►

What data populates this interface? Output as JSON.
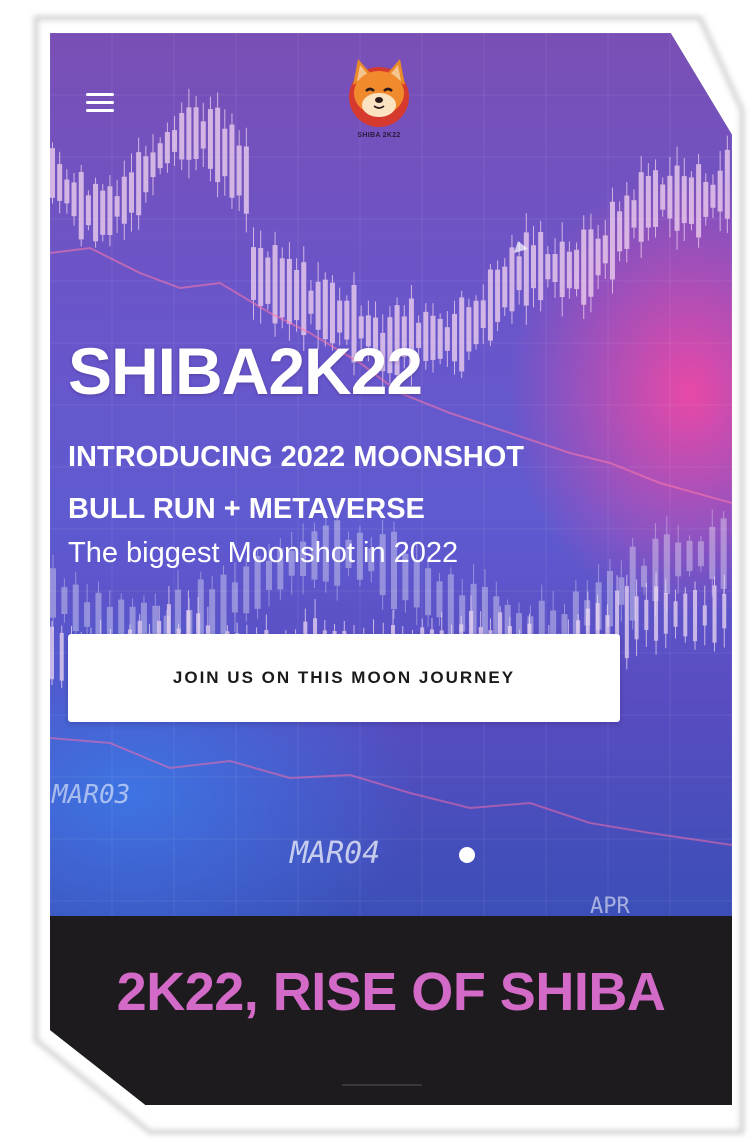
{
  "header": {
    "menu_icon": "hamburger-menu-icon",
    "logo_icon": "shiba-dog-face-icon",
    "logo_text": "SHIBA 2K22"
  },
  "hero": {
    "title": "SHIBA2K22",
    "subtitle_line1": "INTRODUCING 2022 MOONSHOT",
    "subtitle_line2": "BULL RUN + METAVERSE",
    "tagline": "The biggest Moonshot in 2022",
    "cta_label": "JOIN US ON THIS MOON JOURNEY",
    "background_labels": [
      "MAR03",
      "MAR04",
      "APR"
    ],
    "active_slide": 1
  },
  "section": {
    "title": "2K22, RISE OF SHIBA"
  },
  "colors": {
    "accent_pink": "#d46ac8",
    "hero_purple": "#6a55c9",
    "dark_bg": "#1d1b1e",
    "cta_bg": "#ffffff"
  }
}
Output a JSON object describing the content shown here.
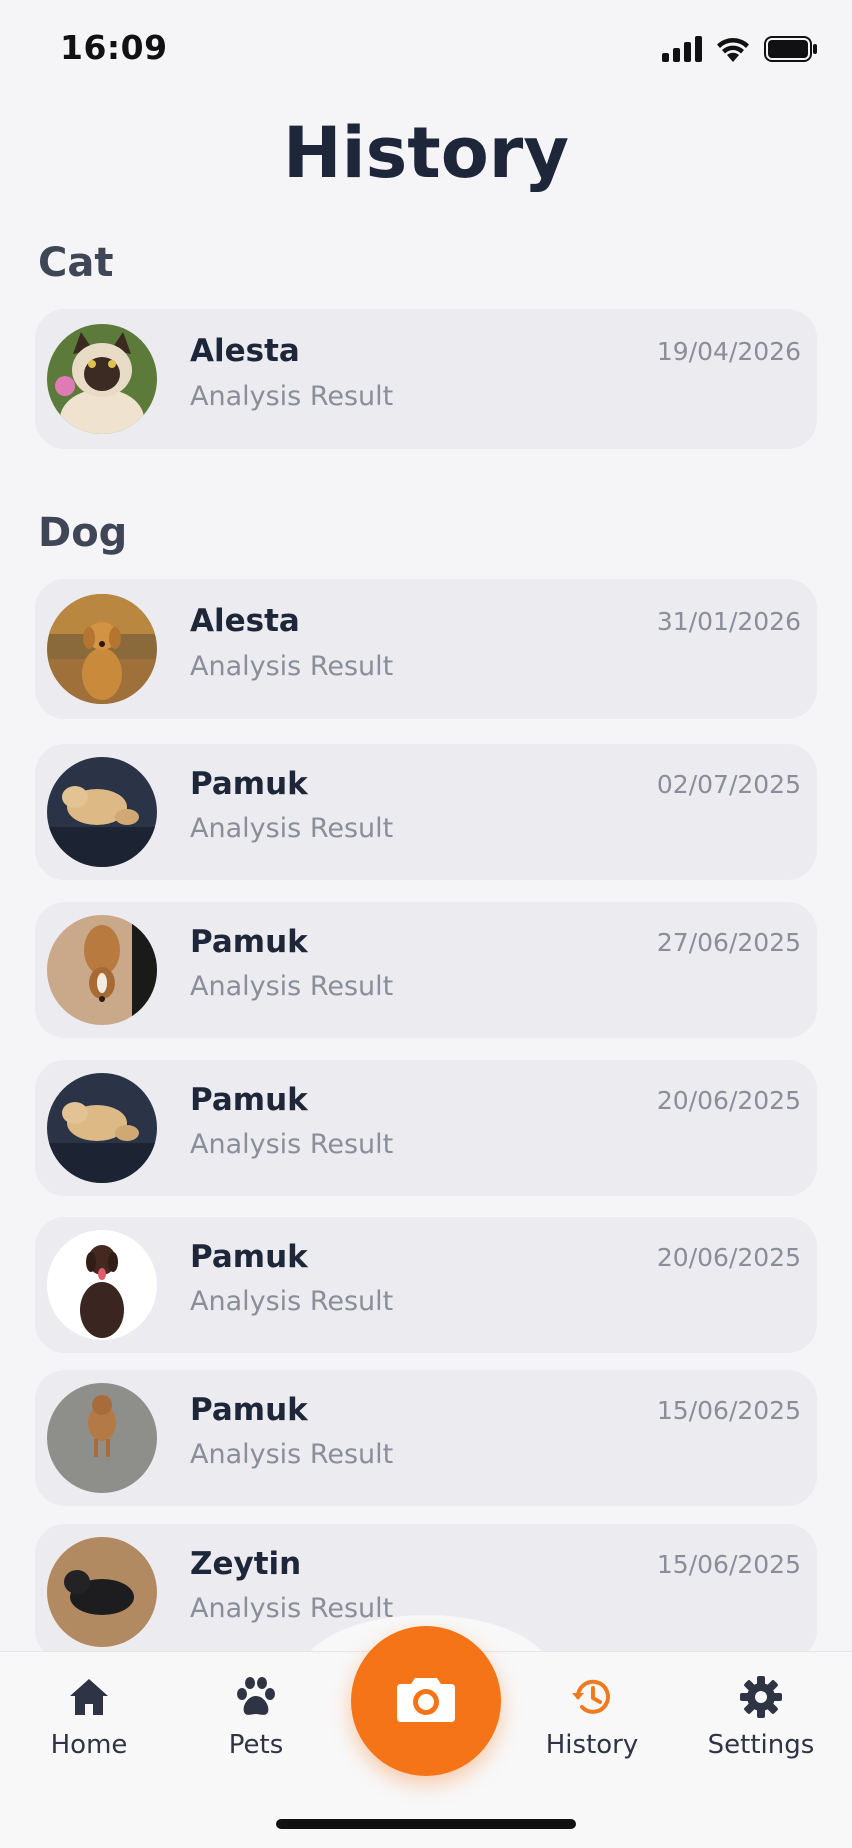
{
  "status_bar": {
    "time": "16:09"
  },
  "page": {
    "title": "History"
  },
  "sections": [
    {
      "title": "Cat",
      "items": [
        {
          "name": "Alesta",
          "subtitle": "Analysis Result",
          "date": "19/04/2026",
          "avatar": "cat-photo"
        }
      ]
    },
    {
      "title": "Dog",
      "items": [
        {
          "name": "Alesta",
          "subtitle": "Analysis Result",
          "date": "31/01/2026",
          "avatar": "golden-dog-photo"
        },
        {
          "name": "Pamuk",
          "subtitle": "Analysis Result",
          "date": "02/07/2025",
          "avatar": "dog-on-sofa-photo"
        },
        {
          "name": "Pamuk",
          "subtitle": "Analysis Result",
          "date": "27/06/2025",
          "avatar": "dog-on-tiles-photo"
        },
        {
          "name": "Pamuk",
          "subtitle": "Analysis Result",
          "date": "20/06/2025",
          "avatar": "dog-on-sofa-photo"
        },
        {
          "name": "Pamuk",
          "subtitle": "Analysis Result",
          "date": "20/06/2025",
          "avatar": "brown-labrador-photo"
        },
        {
          "name": "Pamuk",
          "subtitle": "Analysis Result",
          "date": "15/06/2025",
          "avatar": "dog-on-pavement-photo"
        },
        {
          "name": "Zeytin",
          "subtitle": "Analysis Result",
          "date": "15/06/2025",
          "avatar": "black-dog-photo"
        }
      ]
    }
  ],
  "bottom_nav": {
    "items": [
      {
        "label": "Home",
        "icon": "home-icon",
        "active": false
      },
      {
        "label": "Pets",
        "icon": "paw-icon",
        "active": false
      },
      {
        "label": "History",
        "icon": "history-icon",
        "active": true
      },
      {
        "label": "Settings",
        "icon": "gear-icon",
        "active": false
      }
    ],
    "center_button_icon": "camera-icon"
  },
  "colors": {
    "accent": "#f57418",
    "active_label": "#f07a1f",
    "card_bg": "#ebebf0",
    "page_bg": "#f5f5f8",
    "title_text": "#1e2639",
    "muted_text": "#8a8e99"
  }
}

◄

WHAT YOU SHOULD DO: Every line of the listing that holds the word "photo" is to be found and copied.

TASK SOLUTION:
          "avatar": "cat-photo"
          "avatar": "golden-dog-photo"
          "avatar": "dog-on-sofa-photo"
          "avatar": "dog-on-tiles-photo"
          "avatar": "dog-on-sofa-photo"
          "avatar": "brown-labrador-photo"
          "avatar": "dog-on-pavement-photo"
          "avatar": "black-dog-photo"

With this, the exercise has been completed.